→ **What you have to do**
Tally every line of the records below that includes "icon", and reply with the total alone.

[Records from a data collection]
+++

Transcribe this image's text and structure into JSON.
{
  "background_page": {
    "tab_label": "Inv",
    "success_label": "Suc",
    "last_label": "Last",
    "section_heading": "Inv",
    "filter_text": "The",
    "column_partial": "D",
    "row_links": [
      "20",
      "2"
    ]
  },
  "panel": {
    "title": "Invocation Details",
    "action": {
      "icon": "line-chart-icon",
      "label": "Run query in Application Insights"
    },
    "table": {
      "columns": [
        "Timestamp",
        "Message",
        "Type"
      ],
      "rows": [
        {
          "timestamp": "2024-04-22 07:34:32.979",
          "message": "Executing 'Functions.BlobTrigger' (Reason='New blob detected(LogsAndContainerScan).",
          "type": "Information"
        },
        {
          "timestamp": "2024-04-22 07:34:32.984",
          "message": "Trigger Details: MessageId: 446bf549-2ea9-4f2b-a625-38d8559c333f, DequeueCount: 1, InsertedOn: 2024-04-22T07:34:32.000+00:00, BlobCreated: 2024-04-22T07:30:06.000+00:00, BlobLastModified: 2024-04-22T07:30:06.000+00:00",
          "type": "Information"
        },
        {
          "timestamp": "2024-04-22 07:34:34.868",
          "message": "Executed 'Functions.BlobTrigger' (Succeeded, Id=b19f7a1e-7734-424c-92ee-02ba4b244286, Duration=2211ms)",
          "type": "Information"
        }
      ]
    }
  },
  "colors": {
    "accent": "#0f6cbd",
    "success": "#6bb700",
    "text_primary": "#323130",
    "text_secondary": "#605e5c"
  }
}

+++

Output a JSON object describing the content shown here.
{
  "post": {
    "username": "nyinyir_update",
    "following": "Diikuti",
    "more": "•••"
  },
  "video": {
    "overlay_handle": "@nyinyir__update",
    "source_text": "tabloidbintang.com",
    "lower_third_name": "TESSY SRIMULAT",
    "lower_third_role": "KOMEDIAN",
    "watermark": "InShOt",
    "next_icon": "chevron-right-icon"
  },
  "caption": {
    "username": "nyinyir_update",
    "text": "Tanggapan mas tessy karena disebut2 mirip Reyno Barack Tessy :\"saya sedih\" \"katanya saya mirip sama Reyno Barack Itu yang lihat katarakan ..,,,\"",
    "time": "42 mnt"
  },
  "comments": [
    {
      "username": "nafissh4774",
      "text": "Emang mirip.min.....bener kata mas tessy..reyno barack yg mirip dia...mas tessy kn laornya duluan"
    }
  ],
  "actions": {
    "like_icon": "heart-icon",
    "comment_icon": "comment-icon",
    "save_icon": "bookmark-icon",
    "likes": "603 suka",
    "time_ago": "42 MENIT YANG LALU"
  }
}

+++

→ **Your solution**
5